As you can see, hitting a long run two to three weeks before your marathon ensures that recovery will not be complete - and that you will toe the starting line with rickety muscles. This is exactly what Dutch exercise scientists discovered several years ago in a comprehensive examination of marathon runners. In the Dutch study, about two thirds of all marathon runners had significant signs of muscle injury on the morning of the race, before they had run just one mile of the marathon! The reason for this muscular mayhem, for the most part, was the long running the Dutch had carried out during the month before the race. The Dutch-athletes' sinews were totally non-recovered on race day.
Running the marathon with tattered muscles is not the way to set a PR, and it's not the way to have a good day on the race course. But how can you build the endurance you need for the marathon (by carrying out long runs, including one last 20-miler) - and still keep your leg muscles hale and hearty?

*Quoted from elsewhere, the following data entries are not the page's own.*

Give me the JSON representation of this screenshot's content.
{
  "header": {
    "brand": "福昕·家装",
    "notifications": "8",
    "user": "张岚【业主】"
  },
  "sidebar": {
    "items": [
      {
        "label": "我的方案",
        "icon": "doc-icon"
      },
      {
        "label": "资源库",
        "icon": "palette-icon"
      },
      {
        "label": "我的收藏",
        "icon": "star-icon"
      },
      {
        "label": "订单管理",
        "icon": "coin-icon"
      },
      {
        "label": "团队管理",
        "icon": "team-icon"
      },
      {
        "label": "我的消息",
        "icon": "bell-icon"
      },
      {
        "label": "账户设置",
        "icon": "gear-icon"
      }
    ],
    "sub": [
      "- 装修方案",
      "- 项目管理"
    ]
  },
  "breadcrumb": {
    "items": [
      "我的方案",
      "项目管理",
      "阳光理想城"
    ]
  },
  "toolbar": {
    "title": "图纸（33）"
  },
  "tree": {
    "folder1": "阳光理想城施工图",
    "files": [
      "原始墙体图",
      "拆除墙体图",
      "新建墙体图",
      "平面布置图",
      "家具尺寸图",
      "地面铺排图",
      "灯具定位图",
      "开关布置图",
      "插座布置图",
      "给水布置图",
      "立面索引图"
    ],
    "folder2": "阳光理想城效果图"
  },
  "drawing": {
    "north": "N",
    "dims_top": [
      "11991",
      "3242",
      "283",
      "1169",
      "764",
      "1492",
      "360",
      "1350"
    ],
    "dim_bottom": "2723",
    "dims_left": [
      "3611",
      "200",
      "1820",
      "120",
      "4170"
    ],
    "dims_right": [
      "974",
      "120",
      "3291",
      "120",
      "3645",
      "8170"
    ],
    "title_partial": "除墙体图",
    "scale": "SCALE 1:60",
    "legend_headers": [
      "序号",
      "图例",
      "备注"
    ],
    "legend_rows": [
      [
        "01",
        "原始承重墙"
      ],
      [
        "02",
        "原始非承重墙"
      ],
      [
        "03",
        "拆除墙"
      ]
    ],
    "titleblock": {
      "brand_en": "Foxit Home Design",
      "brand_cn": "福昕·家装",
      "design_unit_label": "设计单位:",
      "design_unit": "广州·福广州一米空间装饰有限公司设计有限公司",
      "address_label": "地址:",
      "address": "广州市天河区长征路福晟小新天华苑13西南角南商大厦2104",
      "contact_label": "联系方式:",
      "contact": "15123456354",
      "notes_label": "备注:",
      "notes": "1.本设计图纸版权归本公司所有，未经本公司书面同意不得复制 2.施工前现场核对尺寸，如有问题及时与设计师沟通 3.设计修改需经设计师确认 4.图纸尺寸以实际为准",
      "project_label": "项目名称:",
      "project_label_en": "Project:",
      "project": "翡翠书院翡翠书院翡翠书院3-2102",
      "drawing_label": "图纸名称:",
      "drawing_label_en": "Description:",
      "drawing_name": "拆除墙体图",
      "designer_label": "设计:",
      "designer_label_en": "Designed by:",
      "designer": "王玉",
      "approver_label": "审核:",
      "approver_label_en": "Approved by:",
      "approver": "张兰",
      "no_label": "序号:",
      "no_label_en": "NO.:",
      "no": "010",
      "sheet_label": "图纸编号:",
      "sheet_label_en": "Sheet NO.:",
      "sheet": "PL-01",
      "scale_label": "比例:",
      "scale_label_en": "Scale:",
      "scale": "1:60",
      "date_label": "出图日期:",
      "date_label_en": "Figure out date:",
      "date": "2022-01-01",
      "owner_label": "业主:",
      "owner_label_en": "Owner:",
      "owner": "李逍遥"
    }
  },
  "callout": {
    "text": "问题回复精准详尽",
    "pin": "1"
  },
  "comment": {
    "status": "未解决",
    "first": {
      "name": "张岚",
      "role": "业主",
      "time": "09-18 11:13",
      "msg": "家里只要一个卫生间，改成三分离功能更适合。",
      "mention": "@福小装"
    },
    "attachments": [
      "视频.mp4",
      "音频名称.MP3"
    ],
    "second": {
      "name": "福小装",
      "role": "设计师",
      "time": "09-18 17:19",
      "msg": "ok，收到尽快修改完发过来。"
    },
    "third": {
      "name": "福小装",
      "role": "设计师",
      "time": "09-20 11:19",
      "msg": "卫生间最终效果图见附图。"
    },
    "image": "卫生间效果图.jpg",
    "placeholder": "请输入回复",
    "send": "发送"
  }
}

In their careful analysis, the Dutch researchers found that training runs with durations longer than 15 kilometers (~ 9.3 miles) were the ones which seemed to produce the greatest amount of muscle damage. Below 15K, little muscle damage accrued.
So, let's assemble our data. We know that muscle recovery after a long run takes four weeks. We also know that training runs of nine miles or less do not seem to produce additional muscle damage in runners preparing for a marathon. Our logical conclusions are that the last long run should take place at least four weeks before the marathon and that no single run should exceed nine miles during the four-week "window" before the race.
Won't such a long gap between the last long run and the actual marathon decrease endurance and make your body "forget" how to operate efficiently over a long distance like the marathon?
Absolutely not! In fact, this long-run-free, four-week period represents a great opportunity for you to boost your fitness. As you gradually emerge from the recovery shadow of your last long run, you'll be able to step up the intensity of your training progressively, carrying out great, high-quality workouts which boost your vVO2max, running economy, and lactate threshold speed, three key predictors of marathon capacity. The marathon is like any endurance race, even the much-shorter 5K, in the sense that your marathon performance hinges on your overall fitness and your specific preparation. For both the 5K and marathon, your fitness is maximized by the high quality things you do in training. In the 5K, your specific preparation is optimized by conducting workouts at goal 5-K pace. For the marathon, your specific preparation is optimized by your long runs, including your last long run, and by your recovery from that last long run, a restoration which leaves you ready to run your best marathon on race day.
Marathon schedules published on-line and in popular running-related magazines almost always include a weekly long run - or at the very least a biweekly, elongated training session. Shame! With a long run every weekend, your leg muscles are always trying to recover from the impacts and abuses of the Sabbath effort at the same time they are being asked to carry out Tuesday's speed session and Thursday's hill workout. That just doesn't work! It's small wonder that two-thirds of marathon runners are injured during their marathon preparations; their muscles are simply never given the appropriate opportunity to recover from the prolonged exertions of the weekend. A far better strategy would be to carry out a long run every three to four weeks. That would still allow you to learn how to run long, and it would permit much higher-quality training during the weeks which don't have a muscle-numbing long run on the prior weekend. The result? You'll be fitter and healthier on race day, and your chances of achieving your marathon goal will be greatly increased. ©